The Eye-Fi Center has a clean, simple interface showing thumbnails of recently uploaded photos at the top, a list of connected devices along with a calendar to the left, a photo tray for sharing pics at the bottom, and a big preview screen taking up most of the display. There’s also a settings menu available with tabs for network selection, photo storage options, notifications, geotagging, and photo transfer preferences.
Stuff I Like:
The online photo sharing options are fabulous, particularly with the Selective Share feature, and easy to use with the Eye-Fi Center. The software supports a huge range of photo services including the basics like Facebook and Flickr, but also store-based services like Costco and Ritzpix, and blogging services like Movable Type and TypePad. (No WordPress, oddly) I was able to upload a test photo to my Snapfish account in seconds flat, and if I want, I can make Snapfish uploads automatic whenever I wirelessly sync my Eye-Fi card.

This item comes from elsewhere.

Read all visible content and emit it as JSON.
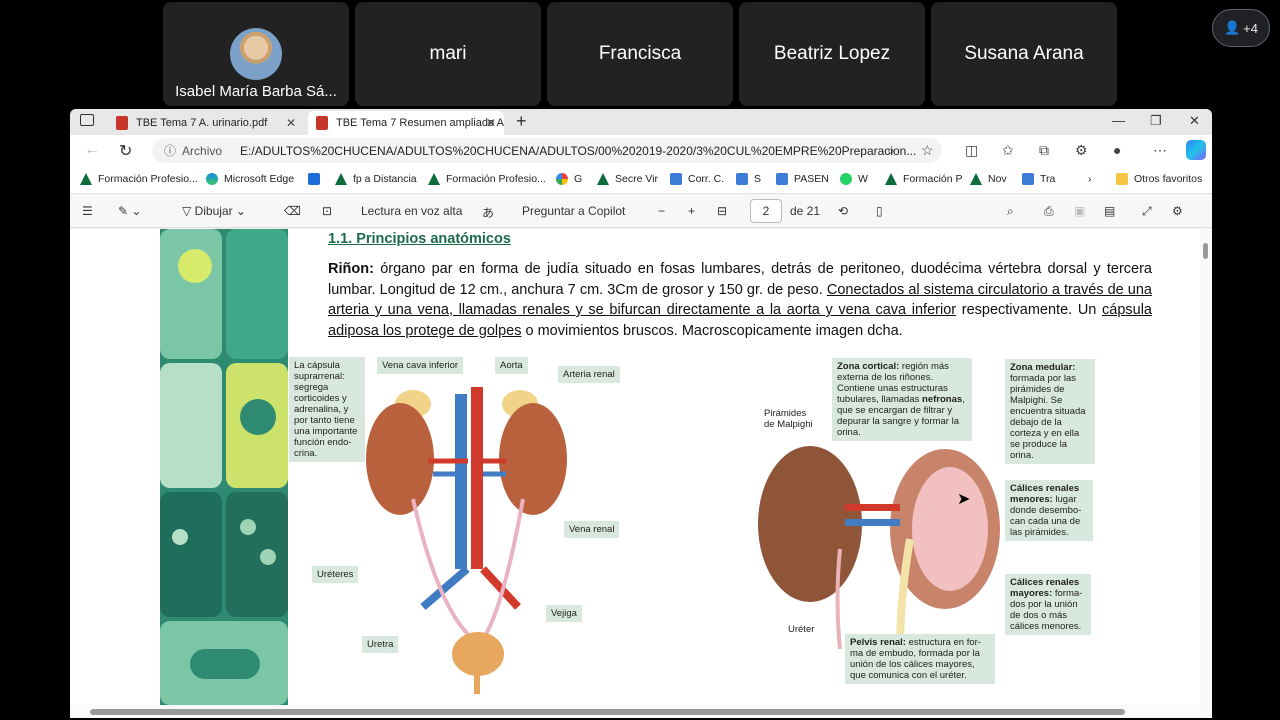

I also like the preview pane in the Eye-Fi Center, and the ability open a larger view of any photo in a floating window. More importantly, I like the fact that the Eye-Fi Center doesn’t disguise where my photos are actually stored the way the old Flip Video software used to. I can use the Center interface to view photos if I want to, but it’s not required.
There are a few annoying bits about the new software. For example, the settings window isn’t optimized for my small-screen netbook, making it difficult to access the Save and Cancel buttons at the bottom of the display. But I discovered it is possible to drag the pop-up menu up just high enough to click on those buttons when needed. I also don’t like that there’s no status bar when I’m uploading photos from my Eye-Fi card. It might be less irritating if the card uploaded pics in chronological order, but it doesn’t. So I can see pics coming in, but have no idea how many are left to upload at any given time.
Dave found the interface a bit sluggish on OS X. It moved pretty quickly for me on Windows once all the uploads were complete, but there was lag time during photo transfer.
The Eye-Fi Center has potential. The sharing function is easily its best feature today, but you can see how new capabilities might be added in the future. (In fact, there’s a beta mobile version of the Center available, which I’m planning to check out next.) I also give Eye-Fi high marks for not locking users in with its management software. I plan to continue using the Center going forward, but if it’s not your cup of tea, feel free to stick with files-and-folders management, or anything else. Eye-Fi lets you choose.
Click to enlarge: